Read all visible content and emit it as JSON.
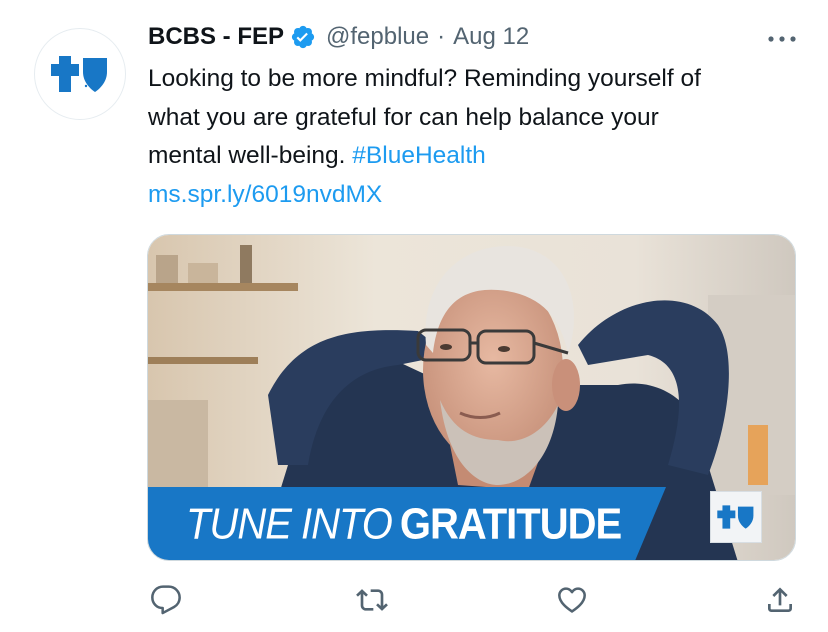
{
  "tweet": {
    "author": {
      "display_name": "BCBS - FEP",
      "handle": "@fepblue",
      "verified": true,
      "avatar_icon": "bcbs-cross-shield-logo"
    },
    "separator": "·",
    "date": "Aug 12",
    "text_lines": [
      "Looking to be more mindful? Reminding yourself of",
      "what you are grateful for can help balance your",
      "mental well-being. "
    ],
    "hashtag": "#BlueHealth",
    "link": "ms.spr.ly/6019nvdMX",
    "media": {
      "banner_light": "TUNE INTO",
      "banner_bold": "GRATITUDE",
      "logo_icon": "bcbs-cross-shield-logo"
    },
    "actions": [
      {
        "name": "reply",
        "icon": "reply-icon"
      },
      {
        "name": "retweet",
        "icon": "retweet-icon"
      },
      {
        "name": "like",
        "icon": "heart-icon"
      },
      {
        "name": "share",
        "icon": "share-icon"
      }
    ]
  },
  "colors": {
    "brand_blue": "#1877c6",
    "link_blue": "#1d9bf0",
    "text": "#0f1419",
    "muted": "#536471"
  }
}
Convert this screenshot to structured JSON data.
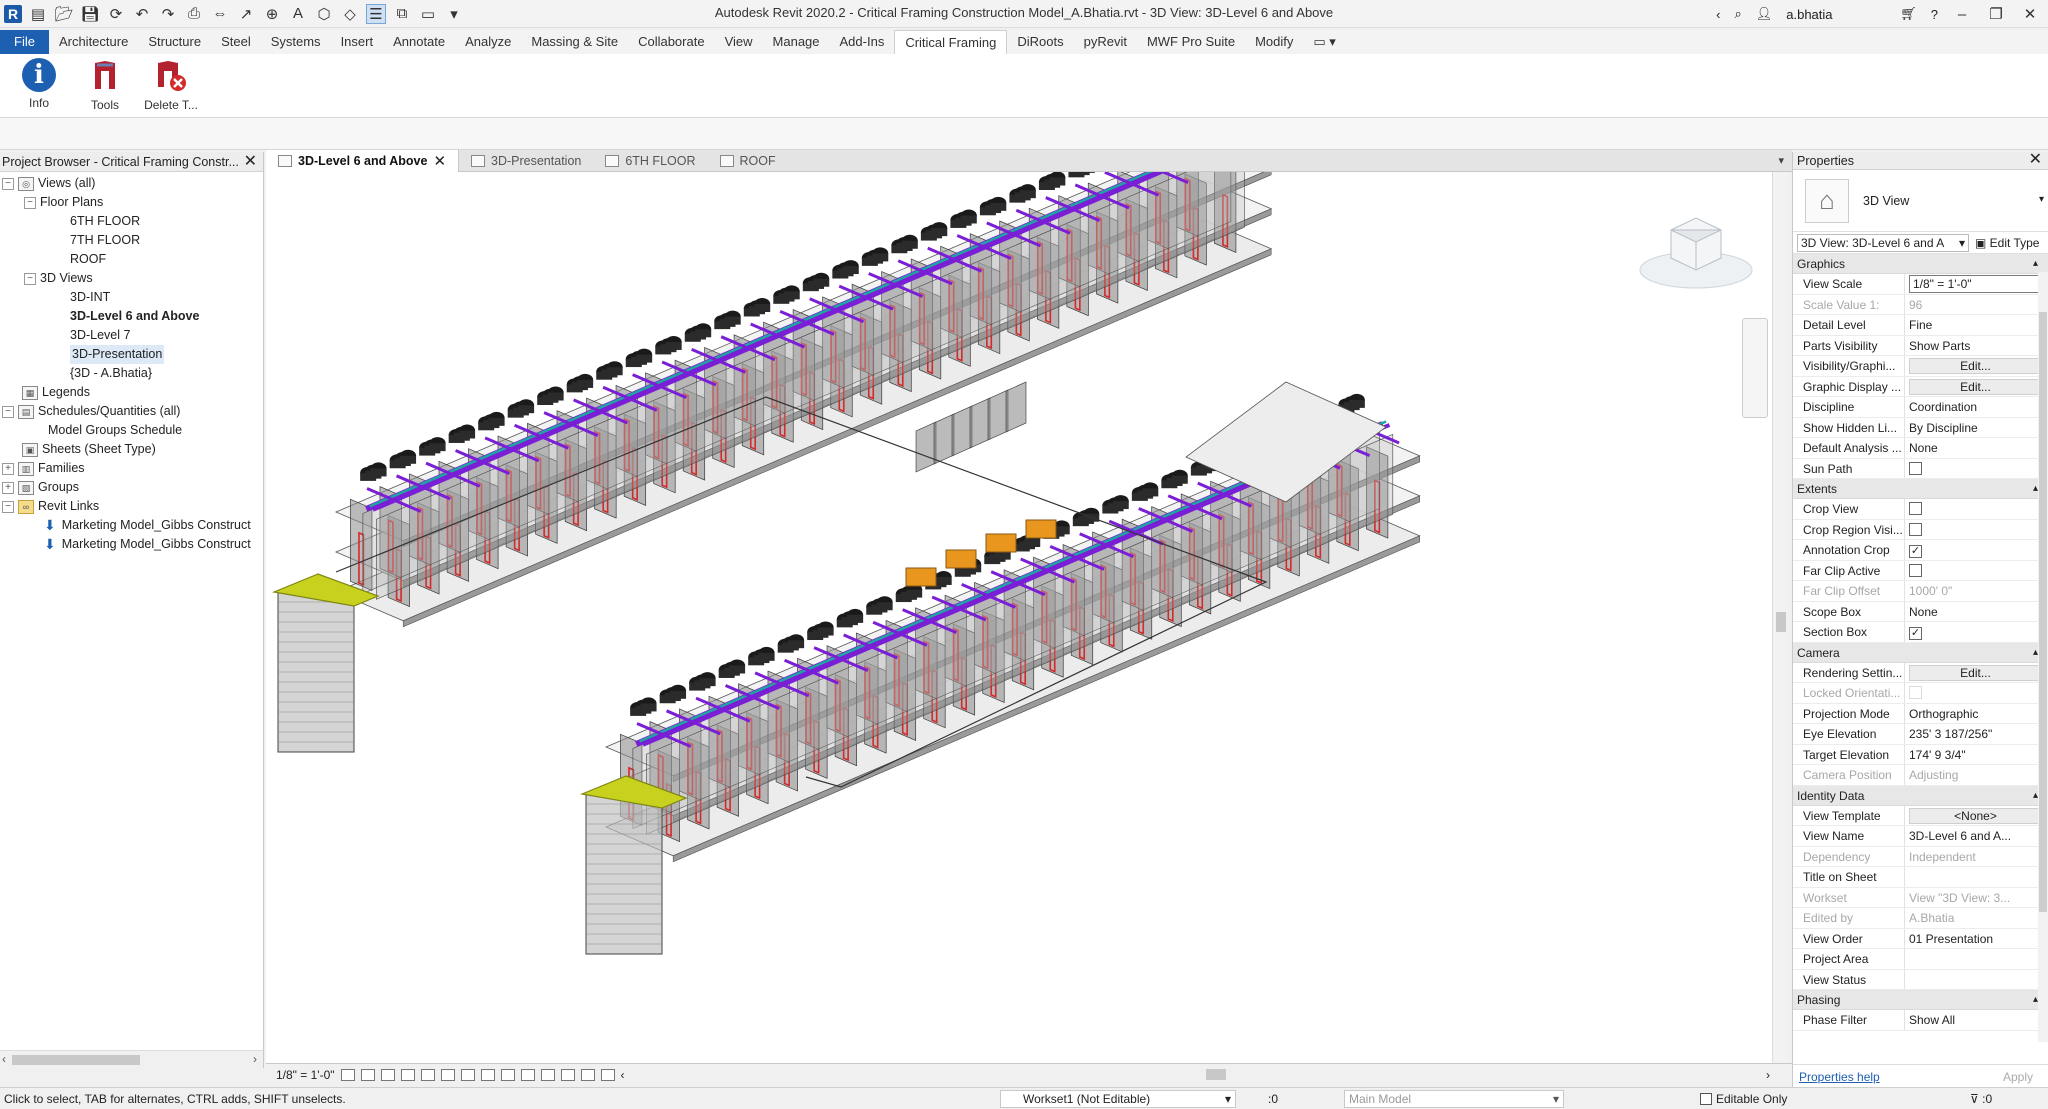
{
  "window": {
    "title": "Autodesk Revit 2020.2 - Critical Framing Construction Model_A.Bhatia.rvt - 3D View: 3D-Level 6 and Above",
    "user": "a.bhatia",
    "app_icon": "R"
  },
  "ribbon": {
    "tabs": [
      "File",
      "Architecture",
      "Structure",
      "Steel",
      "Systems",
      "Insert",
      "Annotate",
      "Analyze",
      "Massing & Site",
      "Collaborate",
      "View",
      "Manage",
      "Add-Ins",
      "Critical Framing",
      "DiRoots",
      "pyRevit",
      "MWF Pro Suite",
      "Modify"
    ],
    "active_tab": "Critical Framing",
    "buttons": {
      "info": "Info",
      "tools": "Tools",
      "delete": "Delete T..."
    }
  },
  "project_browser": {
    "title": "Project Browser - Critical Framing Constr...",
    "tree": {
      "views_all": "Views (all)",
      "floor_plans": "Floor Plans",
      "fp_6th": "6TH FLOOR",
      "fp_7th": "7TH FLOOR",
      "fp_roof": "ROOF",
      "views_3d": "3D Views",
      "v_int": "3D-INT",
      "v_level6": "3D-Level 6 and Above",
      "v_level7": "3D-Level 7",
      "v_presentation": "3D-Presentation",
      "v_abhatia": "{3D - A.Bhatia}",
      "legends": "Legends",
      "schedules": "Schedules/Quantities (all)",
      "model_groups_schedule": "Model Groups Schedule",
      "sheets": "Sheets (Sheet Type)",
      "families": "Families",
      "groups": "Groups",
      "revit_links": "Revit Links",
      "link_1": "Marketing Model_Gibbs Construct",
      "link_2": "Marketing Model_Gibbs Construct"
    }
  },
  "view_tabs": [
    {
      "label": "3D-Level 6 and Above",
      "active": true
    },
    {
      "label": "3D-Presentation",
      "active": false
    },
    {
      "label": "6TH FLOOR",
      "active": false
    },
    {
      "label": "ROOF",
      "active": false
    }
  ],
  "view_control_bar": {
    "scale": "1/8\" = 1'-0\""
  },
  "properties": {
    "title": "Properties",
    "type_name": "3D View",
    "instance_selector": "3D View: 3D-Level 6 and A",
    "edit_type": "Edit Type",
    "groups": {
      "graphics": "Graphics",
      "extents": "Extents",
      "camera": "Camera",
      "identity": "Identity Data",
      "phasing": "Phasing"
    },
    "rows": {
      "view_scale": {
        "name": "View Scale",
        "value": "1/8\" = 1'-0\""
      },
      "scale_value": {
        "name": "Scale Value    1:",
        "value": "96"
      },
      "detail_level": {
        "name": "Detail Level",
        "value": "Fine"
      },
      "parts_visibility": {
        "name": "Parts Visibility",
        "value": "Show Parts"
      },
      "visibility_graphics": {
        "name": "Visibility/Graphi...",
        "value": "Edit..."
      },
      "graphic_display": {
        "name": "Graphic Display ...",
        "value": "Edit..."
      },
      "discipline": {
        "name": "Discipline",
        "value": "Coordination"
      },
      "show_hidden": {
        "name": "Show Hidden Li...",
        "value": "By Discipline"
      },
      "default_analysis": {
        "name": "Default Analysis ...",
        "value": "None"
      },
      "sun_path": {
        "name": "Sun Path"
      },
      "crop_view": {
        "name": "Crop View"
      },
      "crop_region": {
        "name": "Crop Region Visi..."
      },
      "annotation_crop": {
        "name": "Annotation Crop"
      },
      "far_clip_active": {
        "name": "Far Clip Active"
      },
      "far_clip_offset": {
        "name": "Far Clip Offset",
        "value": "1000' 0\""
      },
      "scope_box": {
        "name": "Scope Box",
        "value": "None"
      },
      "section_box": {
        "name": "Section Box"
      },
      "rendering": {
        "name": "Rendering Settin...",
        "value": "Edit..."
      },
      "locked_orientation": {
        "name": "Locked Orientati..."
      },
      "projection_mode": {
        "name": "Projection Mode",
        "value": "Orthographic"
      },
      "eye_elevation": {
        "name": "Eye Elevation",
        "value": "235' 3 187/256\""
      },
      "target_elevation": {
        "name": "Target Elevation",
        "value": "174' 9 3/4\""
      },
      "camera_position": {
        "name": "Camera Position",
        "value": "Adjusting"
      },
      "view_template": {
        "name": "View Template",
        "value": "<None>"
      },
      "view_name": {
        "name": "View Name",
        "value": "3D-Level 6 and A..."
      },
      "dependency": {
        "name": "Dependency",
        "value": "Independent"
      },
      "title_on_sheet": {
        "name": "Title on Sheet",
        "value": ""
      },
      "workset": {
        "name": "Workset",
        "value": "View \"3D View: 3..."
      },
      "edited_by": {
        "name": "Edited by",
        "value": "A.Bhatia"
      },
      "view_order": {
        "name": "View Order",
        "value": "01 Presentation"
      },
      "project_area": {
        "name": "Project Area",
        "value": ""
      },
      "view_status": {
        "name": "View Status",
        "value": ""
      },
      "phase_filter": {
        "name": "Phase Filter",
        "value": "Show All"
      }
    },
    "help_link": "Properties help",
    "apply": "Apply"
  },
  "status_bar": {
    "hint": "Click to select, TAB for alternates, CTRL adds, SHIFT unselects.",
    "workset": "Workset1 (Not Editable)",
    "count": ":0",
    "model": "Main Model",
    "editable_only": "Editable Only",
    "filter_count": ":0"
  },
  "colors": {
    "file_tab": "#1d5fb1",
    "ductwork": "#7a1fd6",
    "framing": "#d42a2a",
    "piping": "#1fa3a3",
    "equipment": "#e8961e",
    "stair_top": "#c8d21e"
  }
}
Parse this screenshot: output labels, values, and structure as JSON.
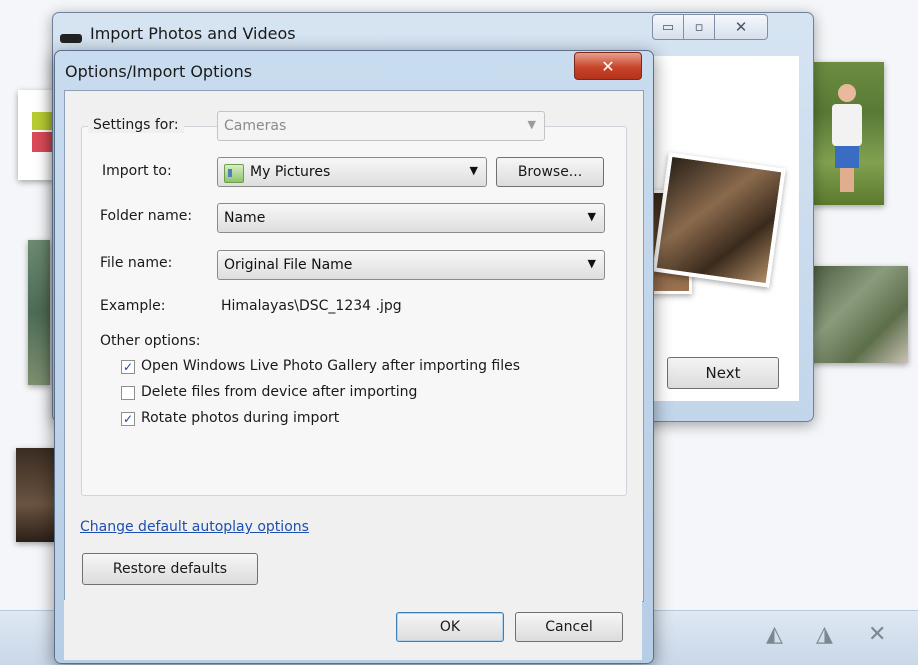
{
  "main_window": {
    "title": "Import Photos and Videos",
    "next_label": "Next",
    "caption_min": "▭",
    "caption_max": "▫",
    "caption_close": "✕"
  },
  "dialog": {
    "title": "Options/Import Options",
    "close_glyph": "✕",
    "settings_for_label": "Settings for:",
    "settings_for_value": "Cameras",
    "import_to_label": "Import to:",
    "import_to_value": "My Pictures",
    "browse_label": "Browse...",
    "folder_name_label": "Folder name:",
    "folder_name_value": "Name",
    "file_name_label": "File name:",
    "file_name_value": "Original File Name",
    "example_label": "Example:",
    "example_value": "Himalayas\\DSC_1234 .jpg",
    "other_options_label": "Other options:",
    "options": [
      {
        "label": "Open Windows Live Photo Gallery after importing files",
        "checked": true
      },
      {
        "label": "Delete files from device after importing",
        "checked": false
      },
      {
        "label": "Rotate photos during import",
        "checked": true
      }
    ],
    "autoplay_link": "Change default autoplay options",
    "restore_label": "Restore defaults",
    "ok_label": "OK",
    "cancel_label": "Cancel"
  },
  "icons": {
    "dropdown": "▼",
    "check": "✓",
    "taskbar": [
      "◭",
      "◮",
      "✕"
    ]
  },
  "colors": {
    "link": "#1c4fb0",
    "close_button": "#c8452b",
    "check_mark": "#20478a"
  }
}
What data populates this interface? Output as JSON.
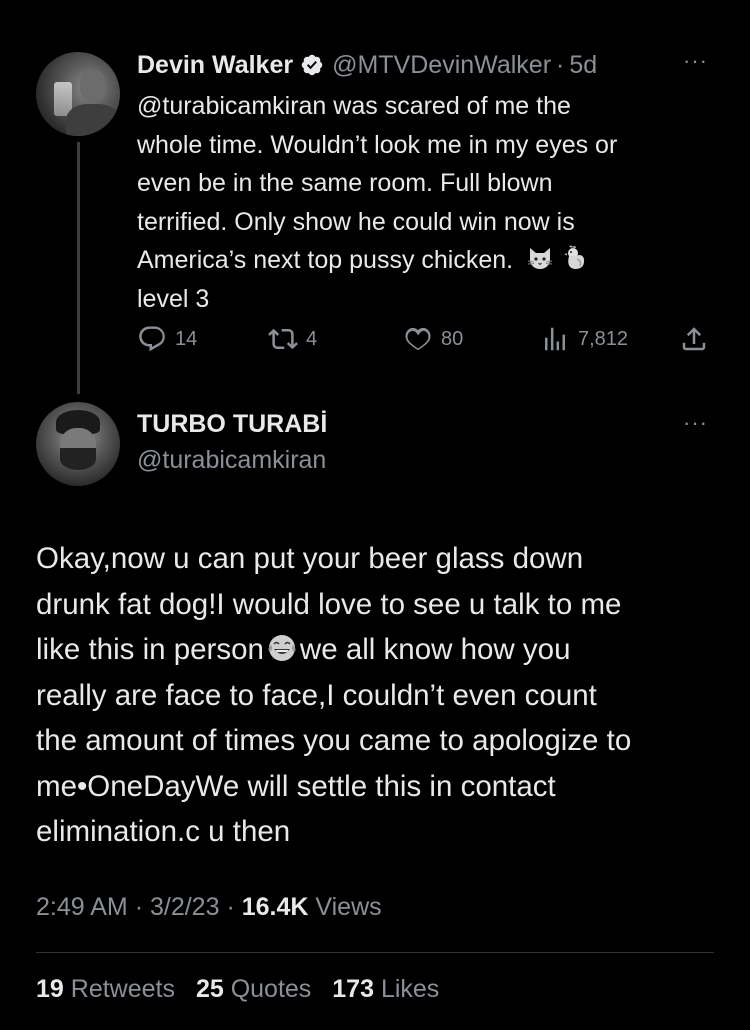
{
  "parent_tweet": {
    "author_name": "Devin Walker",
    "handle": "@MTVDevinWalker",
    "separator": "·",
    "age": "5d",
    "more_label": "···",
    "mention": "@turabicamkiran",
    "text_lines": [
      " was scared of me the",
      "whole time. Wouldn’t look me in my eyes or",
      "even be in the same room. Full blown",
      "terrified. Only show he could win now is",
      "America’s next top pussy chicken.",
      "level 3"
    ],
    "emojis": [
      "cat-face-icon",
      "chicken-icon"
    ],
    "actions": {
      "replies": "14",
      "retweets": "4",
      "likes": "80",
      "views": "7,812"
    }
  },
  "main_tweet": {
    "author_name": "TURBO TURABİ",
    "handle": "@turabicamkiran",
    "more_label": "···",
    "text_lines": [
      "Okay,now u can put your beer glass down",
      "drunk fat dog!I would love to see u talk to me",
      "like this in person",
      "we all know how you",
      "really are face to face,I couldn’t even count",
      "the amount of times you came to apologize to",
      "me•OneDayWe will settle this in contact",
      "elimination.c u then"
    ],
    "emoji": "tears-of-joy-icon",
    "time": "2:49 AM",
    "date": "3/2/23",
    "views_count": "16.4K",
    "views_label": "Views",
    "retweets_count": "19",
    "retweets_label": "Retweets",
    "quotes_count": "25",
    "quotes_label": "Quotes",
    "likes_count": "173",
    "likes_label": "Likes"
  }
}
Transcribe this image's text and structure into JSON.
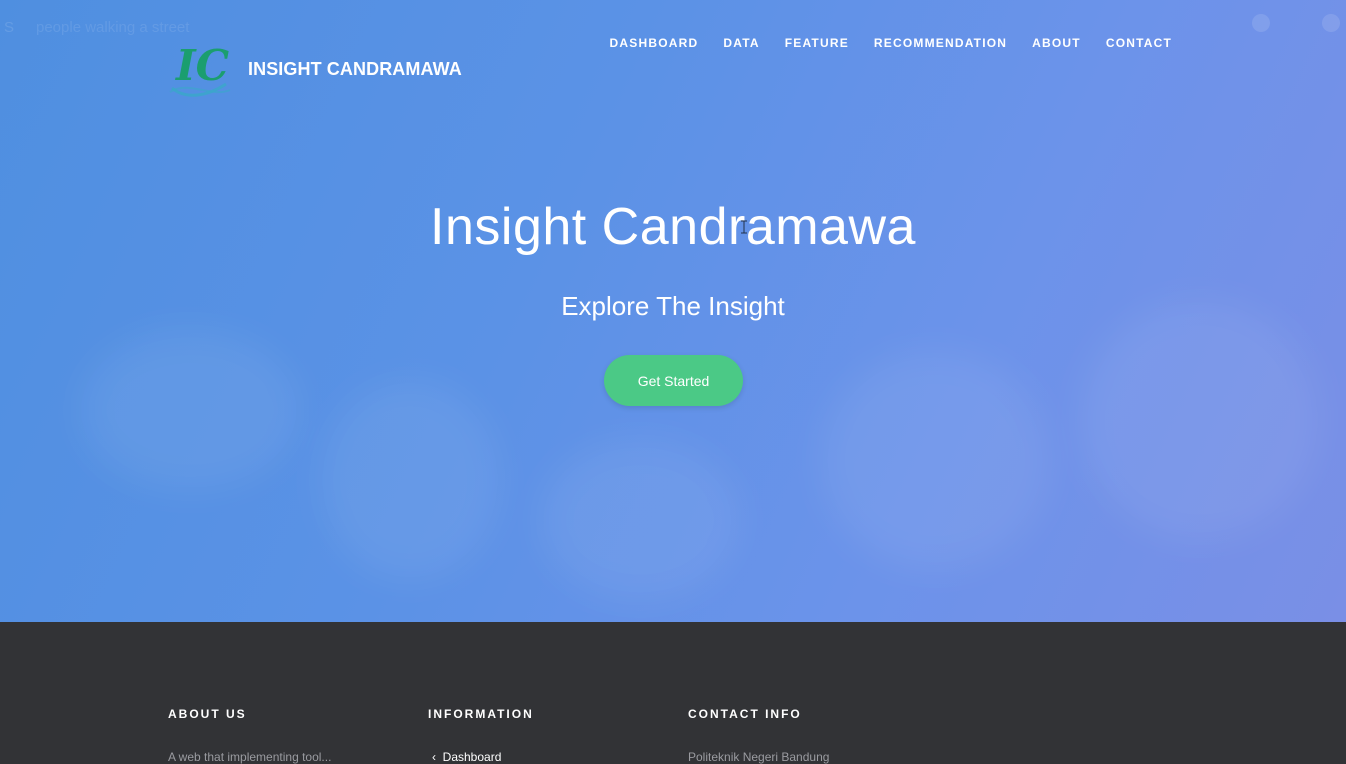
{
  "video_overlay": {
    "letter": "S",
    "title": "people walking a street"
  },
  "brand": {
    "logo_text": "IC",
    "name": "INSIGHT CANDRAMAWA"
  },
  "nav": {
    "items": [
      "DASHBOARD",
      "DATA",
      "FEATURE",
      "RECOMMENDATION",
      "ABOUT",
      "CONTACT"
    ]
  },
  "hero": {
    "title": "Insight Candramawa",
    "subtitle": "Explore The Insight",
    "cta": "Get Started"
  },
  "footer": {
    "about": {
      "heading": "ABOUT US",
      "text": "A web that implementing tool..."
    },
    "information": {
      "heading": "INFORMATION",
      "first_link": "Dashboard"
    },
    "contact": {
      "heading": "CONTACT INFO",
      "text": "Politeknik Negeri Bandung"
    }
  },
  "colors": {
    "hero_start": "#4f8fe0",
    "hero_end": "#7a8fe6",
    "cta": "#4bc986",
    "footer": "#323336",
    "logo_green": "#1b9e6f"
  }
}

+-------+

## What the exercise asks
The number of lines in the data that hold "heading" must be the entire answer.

## Answer for this exercise
3